This morning, I awoke to a still-quiet house, and I slipped out of bed and into the kitchen to get a cup of coffee. The sky was just beginning to lighten, a few low clouds on the horizon catching the first rays of red, orange and gold, the pond reflecting the glorious scene back up toward the heavens. I poured my coffee and paused for a moment, undecided. Should I go out and sit on the patio, and enjoy these minutes, or wait indoors for the baby to waken and cry for me? I chose the patio, near an open window, and I watched the sun rise over the distant trees, sitting in companionable silence with a large toad. In that moment, feeling my soul reaching outward in solidarity with all of creation, the stress melting away, I realized that I have passed the point of needing sleep more than solitude. It’s time to reset my alarm for an earlier hour. I need time alone with my own self and my God. I need time upon which nobody else has any claims.

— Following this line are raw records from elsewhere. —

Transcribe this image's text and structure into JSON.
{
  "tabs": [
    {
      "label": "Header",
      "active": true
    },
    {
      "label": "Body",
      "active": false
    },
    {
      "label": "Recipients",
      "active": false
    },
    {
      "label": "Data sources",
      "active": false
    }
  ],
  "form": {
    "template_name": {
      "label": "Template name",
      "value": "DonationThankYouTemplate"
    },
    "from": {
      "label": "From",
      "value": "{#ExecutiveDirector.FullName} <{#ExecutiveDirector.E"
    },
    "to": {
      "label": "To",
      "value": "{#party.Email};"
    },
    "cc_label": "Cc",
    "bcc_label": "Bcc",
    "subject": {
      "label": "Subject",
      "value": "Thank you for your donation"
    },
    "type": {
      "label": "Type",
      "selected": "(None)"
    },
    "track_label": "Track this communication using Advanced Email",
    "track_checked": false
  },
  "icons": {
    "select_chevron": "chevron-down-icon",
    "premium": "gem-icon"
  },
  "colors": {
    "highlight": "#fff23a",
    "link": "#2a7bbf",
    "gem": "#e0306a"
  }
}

Facing the twin trials of a potty-training toddler and a newborn has been wearing on me. I’m not usually prone to long bouts of discontent, but not having any time to call my own is negatively affecting my mood. Little Henry rightly enjoys my arms above all other places, but I miss writing and sketching and painting and even cooking anything even slightly complicated. I see some small signs of him settling in a little, maybe taking a longish nap without my help soon. He sleeps well at night, from 8 or 9 to around 6, with a mid-night nursing around 3, so I’m not complaining too much. Just a little.
On the home front, we are moving along with some projects, namely a patio kitchen that David has been working on for quite a while. I think he’s going to get it finished soon! Or, if not finished, at least not muddy. I haven’t had any say in this particular project, and it’s really not like me to mind my own business, but I think he’s having fun working on this, and I know it’s a gift for me. Sweet, yes? And while he’s doing that, I have to build two more chicken crates, one because he accidentally ran one over in the field with the tractor and it’s just limping along, and another because we have more chickens than we intended to have. I have all the materials now; we just need to cut and glue. Each takes about two hours to build.
The other night, I walked in on Evie in the bathroom. “You forgot to knock!” she scolded. Back out I went, to knock, knock, knock on the door. “Who is it?” she called.
“It’s Mama,” I replied.”
“Oh! Come in, Mama!”
After dinner last night, out on the patio, Delaney asked, “Why is it that when we eat out here, we’re never in a hurry? We just sit here long after the dinner hour is over and never notice.” It’s true, isn’t it? There are no clocks, no humming appliances, no messes to clean up or chores to finish – just lawn and trees and sky and food and children jumping up from the table to play in the sunshine while the older folks chat about life and love. Good stuff.
So how are you doing?